The problem: The full set of entries below must be returned exactly as shown.

Entries provided:
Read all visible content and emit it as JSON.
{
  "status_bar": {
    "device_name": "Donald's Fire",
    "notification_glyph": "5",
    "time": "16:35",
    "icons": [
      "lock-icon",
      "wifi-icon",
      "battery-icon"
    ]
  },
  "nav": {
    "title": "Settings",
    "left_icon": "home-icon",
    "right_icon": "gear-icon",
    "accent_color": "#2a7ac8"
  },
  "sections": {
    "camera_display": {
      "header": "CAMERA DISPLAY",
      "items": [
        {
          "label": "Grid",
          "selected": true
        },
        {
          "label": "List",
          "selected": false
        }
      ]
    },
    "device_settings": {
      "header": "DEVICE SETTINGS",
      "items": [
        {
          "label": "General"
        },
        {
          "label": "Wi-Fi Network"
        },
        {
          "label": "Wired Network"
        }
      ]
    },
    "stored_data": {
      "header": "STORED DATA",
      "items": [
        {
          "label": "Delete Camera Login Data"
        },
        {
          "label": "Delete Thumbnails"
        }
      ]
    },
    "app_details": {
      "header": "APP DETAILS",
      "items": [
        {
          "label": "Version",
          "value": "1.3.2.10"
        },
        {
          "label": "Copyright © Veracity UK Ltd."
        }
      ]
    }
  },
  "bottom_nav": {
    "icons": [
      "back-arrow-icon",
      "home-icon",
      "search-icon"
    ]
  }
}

Task output:
Read all visible content and emit it as JSON.
{
  "status_bar": {
    "device_name": "Donald's Fire",
    "notification_glyph": "5",
    "time": "16:35",
    "icons": [
      "lock-icon",
      "wifi-icon",
      "battery-icon"
    ]
  },
  "nav": {
    "title": "Settings",
    "left_icon": "home-icon",
    "right_icon": "gear-icon",
    "accent_color": "#2a7ac8"
  },
  "sections": {
    "camera_display": {
      "header": "CAMERA DISPLAY",
      "items": [
        {
          "label": "Grid",
          "selected": true
        },
        {
          "label": "List",
          "selected": false
        }
      ]
    },
    "device_settings": {
      "header": "DEVICE SETTINGS",
      "items": [
        {
          "label": "General"
        },
        {
          "label": "Wi-Fi Network"
        },
        {
          "label": "Wired Network"
        }
      ]
    },
    "stored_data": {
      "header": "STORED DATA",
      "items": [
        {
          "label": "Delete Camera Login Data"
        },
        {
          "label": "Delete Thumbnails"
        }
      ]
    },
    "app_details": {
      "header": "APP DETAILS",
      "items": [
        {
          "label": "Version",
          "value": "1.3.2.10"
        },
        {
          "label": "Copyright © Veracity UK Ltd."
        }
      ]
    }
  },
  "bottom_nav": {
    "icons": [
      "back-arrow-icon",
      "home-icon",
      "search-icon"
    ]
  }
}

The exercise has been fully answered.